Excerpts from an interface dataset:
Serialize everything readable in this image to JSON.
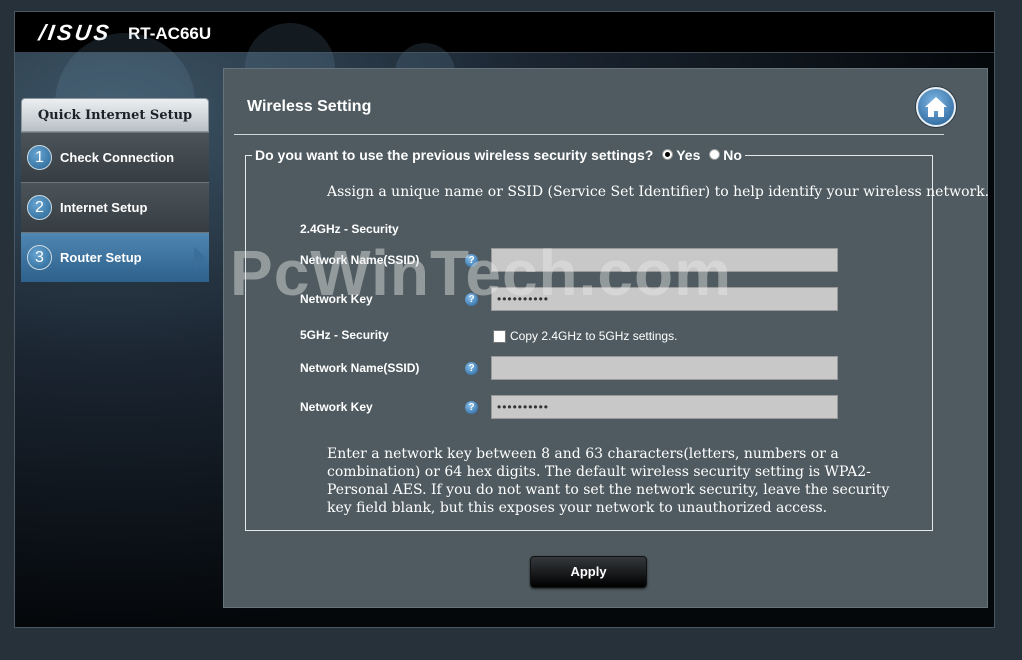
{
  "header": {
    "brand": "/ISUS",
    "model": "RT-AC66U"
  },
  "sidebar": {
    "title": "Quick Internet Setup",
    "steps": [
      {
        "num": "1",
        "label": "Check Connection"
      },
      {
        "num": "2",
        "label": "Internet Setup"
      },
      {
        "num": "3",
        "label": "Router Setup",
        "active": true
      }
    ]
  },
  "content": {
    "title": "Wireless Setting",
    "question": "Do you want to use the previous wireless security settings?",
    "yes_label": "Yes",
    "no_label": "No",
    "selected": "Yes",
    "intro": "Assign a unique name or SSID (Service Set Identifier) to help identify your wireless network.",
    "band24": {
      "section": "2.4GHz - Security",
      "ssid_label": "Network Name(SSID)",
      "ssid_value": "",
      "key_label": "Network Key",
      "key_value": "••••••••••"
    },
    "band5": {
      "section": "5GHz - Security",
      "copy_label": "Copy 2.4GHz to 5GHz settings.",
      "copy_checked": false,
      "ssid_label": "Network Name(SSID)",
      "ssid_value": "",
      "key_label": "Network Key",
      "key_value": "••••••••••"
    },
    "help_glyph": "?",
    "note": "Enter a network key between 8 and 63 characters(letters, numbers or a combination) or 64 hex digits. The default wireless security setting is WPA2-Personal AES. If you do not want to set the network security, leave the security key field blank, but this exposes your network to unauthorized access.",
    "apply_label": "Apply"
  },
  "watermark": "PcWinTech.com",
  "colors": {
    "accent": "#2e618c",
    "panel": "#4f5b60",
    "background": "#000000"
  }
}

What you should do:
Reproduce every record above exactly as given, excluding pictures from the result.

Task output:
Serialize everything readable in this image to JSON.
{
  "header": {
    "brand": "/ISUS",
    "model": "RT-AC66U"
  },
  "sidebar": {
    "title": "Quick Internet Setup",
    "steps": [
      {
        "num": "1",
        "label": "Check Connection"
      },
      {
        "num": "2",
        "label": "Internet Setup"
      },
      {
        "num": "3",
        "label": "Router Setup",
        "active": true
      }
    ]
  },
  "content": {
    "title": "Wireless Setting",
    "question": "Do you want to use the previous wireless security settings?",
    "yes_label": "Yes",
    "no_label": "No",
    "selected": "Yes",
    "intro": "Assign a unique name or SSID (Service Set Identifier) to help identify your wireless network.",
    "band24": {
      "section": "2.4GHz - Security",
      "ssid_label": "Network Name(SSID)",
      "ssid_value": "",
      "key_label": "Network Key",
      "key_value": "••••••••••"
    },
    "band5": {
      "section": "5GHz - Security",
      "copy_label": "Copy 2.4GHz to 5GHz settings.",
      "copy_checked": false,
      "ssid_label": "Network Name(SSID)",
      "ssid_value": "",
      "key_label": "Network Key",
      "key_value": "••••••••••"
    },
    "help_glyph": "?",
    "note": "Enter a network key between 8 and 63 characters(letters, numbers or a combination) or 64 hex digits. The default wireless security setting is WPA2-Personal AES. If you do not want to set the network security, leave the security key field blank, but this exposes your network to unauthorized access.",
    "apply_label": "Apply"
  },
  "watermark": "PcWinTech.com",
  "colors": {
    "accent": "#2e618c",
    "panel": "#4f5b60",
    "background": "#000000"
  }
}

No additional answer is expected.